Skin: Corn is rich in antioxidants that help eliminate free radicals and keep the skin nourished. Corn starch can be used to soothe skin irritation and rashes.
Corn is a good source of several vitamins including vitamin C, thiamin and niacin, as well as minerals and antioxidants which play an important role in skincare. Vitamin C and lycopene are potential antioxidants that prevent the UV generated free radicals from damaging the skin and increase the production of collagen that assists in the maintenance of smooth skin. Besides being eaten, corn can also be applied topically as corn oil which is a rich source of linoleic acid.
HOW TO SELECT AND STORE
From a food safety standpoint, it is recommended to select corn that has not been exposed to any substantial amount of heat. Exposure to excess heat can increase the susceptibility of fresh corn to microbial contamination. If you are shopping in the grocery store, your safest bet is corn that is being displayed in a refrigerated produce bin.
Look for corn whose husks are fresh and green and not dried out. They should envelope the ear and not fit too loosely around it. To examine the kernels, gently pull back on part of the husk. The kernels should be plump and tightly arranged in rows.
Due to changes that have occurred over time in commercial corn production, corn has become a food where quality is especially important. Over 70% of all corn found in U.S. grocery stores has been genetically modified (GMO) in the form of herbicide-tolerant, or also the form of insect-resistant. One way to avoid the potential GMO risks is to select certified organic corn, since GMO modifications are not allowed in certified organic food.
Traditionally to enjoy the optimal sweetness of fresh corn, it was recommended to eat it the day of purchase. If you are not intending to eat it right away, store corn in an air-tight container or tightly wrapped plastic bag in the refrigerator. Do not remove its husk since this will protect its flavor. Fresh corn freezes well if placed in heavy-duty freezer bags. To prepare whole ears for freezing, blanch them first for five minutes depending. If you just want to freeze the kernels, first blanch the ears and then cut the kernels off the cob at about three-quarters of their depths. Frozen whole corn on the cob will keep for up to one year, while the kernels can be frozen for two to three months.
TIPS FOR PREPARING
Corn can be eaten raw. Make sure and wash it well or soak it in some water with baking soda for a few minutes before cutting. It can also be boiled or steamed, make sure not to add salt or overcook as the corn will tend to become hard and lose its flavor. It can also be broiled in the husk. If broiling, first soak the corn in the husk beforehand.

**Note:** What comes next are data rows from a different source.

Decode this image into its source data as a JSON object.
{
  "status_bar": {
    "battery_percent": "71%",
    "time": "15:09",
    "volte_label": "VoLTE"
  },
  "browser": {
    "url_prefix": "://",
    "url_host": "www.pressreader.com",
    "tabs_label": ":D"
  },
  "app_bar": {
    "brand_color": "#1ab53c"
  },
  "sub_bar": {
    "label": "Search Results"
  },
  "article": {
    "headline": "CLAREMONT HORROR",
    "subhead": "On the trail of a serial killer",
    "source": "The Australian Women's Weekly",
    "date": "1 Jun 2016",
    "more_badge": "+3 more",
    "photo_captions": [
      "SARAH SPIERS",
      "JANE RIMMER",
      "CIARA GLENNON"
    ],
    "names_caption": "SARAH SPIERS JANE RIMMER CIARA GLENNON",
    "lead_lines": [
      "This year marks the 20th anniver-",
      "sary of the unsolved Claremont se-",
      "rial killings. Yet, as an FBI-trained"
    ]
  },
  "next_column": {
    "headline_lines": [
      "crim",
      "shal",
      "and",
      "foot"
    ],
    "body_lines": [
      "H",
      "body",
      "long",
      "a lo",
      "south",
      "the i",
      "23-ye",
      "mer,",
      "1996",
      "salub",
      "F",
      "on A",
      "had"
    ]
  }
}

HOW TO ENJOY
- Eat corn on the cob either just as is or seasoned with a little organic butter, olive oil or flaxseed oil, salt and pepper, nutritional yeast or any other herbs or spices you enjoy.
- Sauté cooked corn with green chilies and onions. Served hot, this makes a wonderful side dish.
- Enjoy a cold salad by combining raw or cooked corn kernels, quinoa, tomatoes, green peppers and red kidney beans.
- Add corn kernels and diced tomatoes to guacamole to give it extra zing.
- Add corn to soup, to enhance its hardiness.
Journal of Nutritional Biochemistry.
University of Tennessee – Research on Corn